  • Jasmeka Colvin, “The Relationship Between Depressive Symptoms and Fat, Sugar, and Sodium Intake in African-American Women” (Penny Ralston, Center on Better Health and Life for Underserved Populations).
  • Fernanda Correa, “Baseline Heat-Stress Knowledge Among Migrant Farmworkers in North Florida and South Georgia: Misconceptions and Knowledge Gaps” (Grzywacz).
  • Malcolm Dix, “Black Teachers’ Impact on the Educational Aspirations of Ninth-grade Black Males” (George Rust, BSSM).
  • Tamara Gali, “Sustainability of Caregiving Skills and Outcomes of the ACTS 2 Program: Initial Follow-up Evaluation” (Rob Glueckauf and Michelle Kazmer, BSSM).
  • Ciara Grayson, “Effects of Active Surveillance as Treatment for Prostate Cancer on Quality of Life and Health-related Quality of Life” (Sabrina Dickey, College of Nursing).
  • Maheen Islam, “Personality and Cognition Among Older Adults” (Antonio Terracciano, Department of Geriatrics).
  • Richmond Laryea, “Faith-based Cognitive-behavioral Intervention in African-American Dementia Caregivers: Analysis of Self-reported Maintenance of Self-care Techniques” (Glueckauf and Kazmer).

After the presentations, just about every student got at least one question from the audience.

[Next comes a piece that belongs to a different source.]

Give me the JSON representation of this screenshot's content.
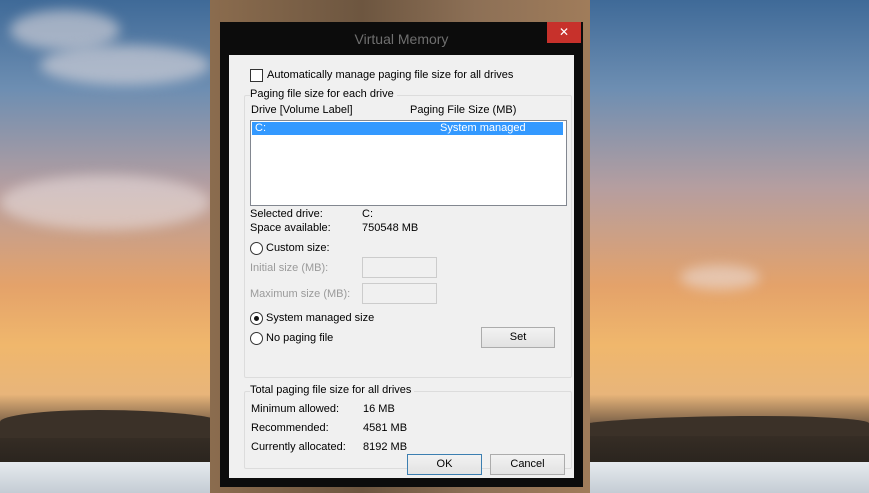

Nearly every person in the room was a researcher – they just couldn’t help themselves.

Dix’s project seemed to inspire the most questions. This is one sentence from his summary: “The educational aspirations of Black male ninth-grade students increased when they had a Black teacher, suggesting Black teachers may play a more significant role in the education aspirations of Black students than previously thought.”

Dix, like many of his fellow students, indicated that he’d like to pursue the research further.

Dean John P. Fogarty thanked the mentors for their dedication and thanked Tom Glennon from Capital Health Plan, whose financial gift helps support the Bridge Program. And he commended the students’ work: “You’re really doing community-based research, things that we need to know about.”